Independent Research Fellow
All Souls College, University of Oxford
Center for Studies in Physics and Biology, The Rockefeller University
Motile organisms have developed strategies to move through natural environments, which are often variable in both time and space. I will discuss two (quite different!) broadly successful locomotive modes: flagellated motility in bacteria and locomotion at the air-water interface in geckos. (1) A bacterium’s life is complicated: it interacts with different fluids, and may need to switch between swimming and surface attachment. We used magnetic tweezers to manipulate the flagellar apparatus and characterized the dynamics of mechanosensitive adaptation in the bacterial flagellar motor (BFM). Our model for the dynamics of environmentally-regulated assembly in the BFM illustrates how bacteria sense and adapt to changes in their surroundings. (2) Animals in areas that periodically flood must deal with seasonal fluctuations in their habitat. In the field, we showed that tropical geckos can run across the water’s surface as fast as they can on land. In the lab, we showed that these geckos use multiple modalities, including surface slapping and surface tension, and take advantage of their superhydrophobic skin, to transition between terrestrial and semi-aquatic locomotion.
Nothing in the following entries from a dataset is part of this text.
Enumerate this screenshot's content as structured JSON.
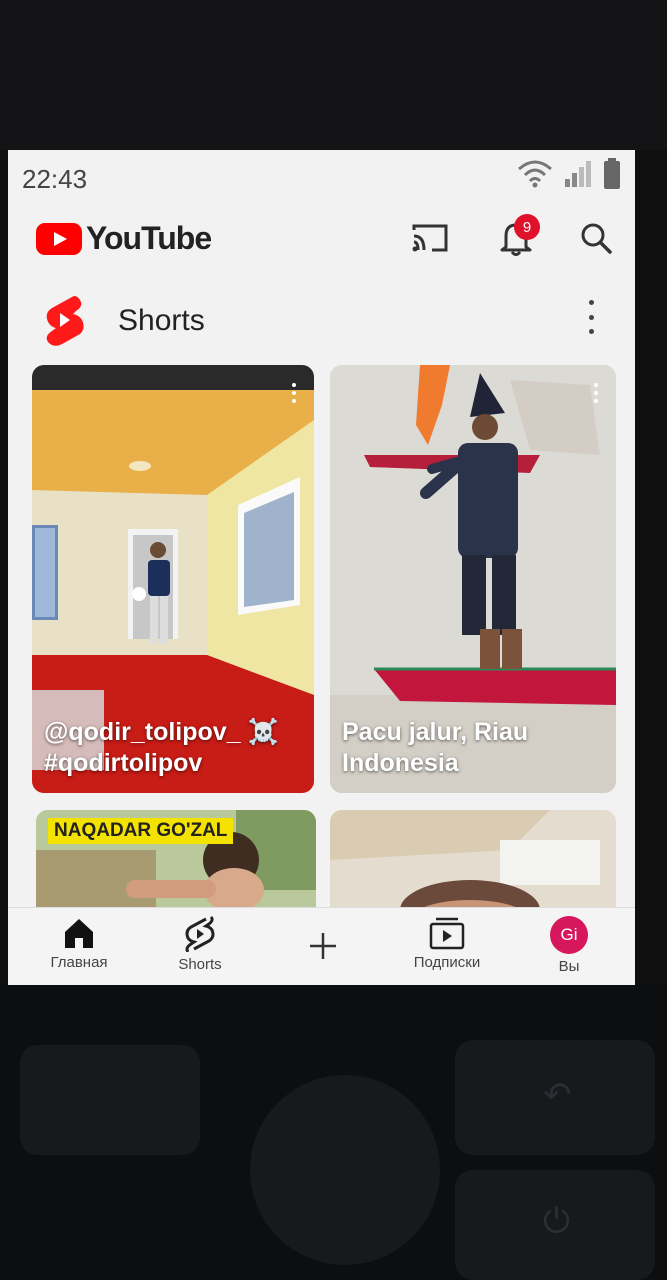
{
  "status": {
    "time": "22:43"
  },
  "header": {
    "logo_text": "YouTube",
    "notification_count": "9"
  },
  "shelf": {
    "title": "Shorts"
  },
  "cards": [
    {
      "title": "@qodir_tolipov_ ☠️\n#qodirtolipov"
    },
    {
      "title": "Pacu jalur, Riau\nIndonesia"
    },
    {
      "overlay_text": "NAQADAR GO'ZAL"
    },
    {
      "overlay_text": ""
    }
  ],
  "nav": {
    "home": "Главная",
    "shorts": "Shorts",
    "subscriptions": "Подписки",
    "you": "Вы",
    "avatar_initials": "Gi"
  },
  "icons": [
    "wifi-icon",
    "signal-icon",
    "battery-icon",
    "cast-icon",
    "bell-icon",
    "search-icon",
    "shorts-logo-icon",
    "more-vert-icon",
    "home-icon",
    "shorts-icon",
    "add-icon",
    "subscriptions-icon"
  ],
  "colors": {
    "brand_red": "#ff0000",
    "badge_red": "#e0112b",
    "avatar": "#d6175b"
  }
}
Host: Dr. Will Ratcliff


  • Workflow Status:Published
  • Created By:Jasmine Martin
  • Created:10/22/2021
  • Modified By:Jasmine Martin
  • Modified:10/22/2021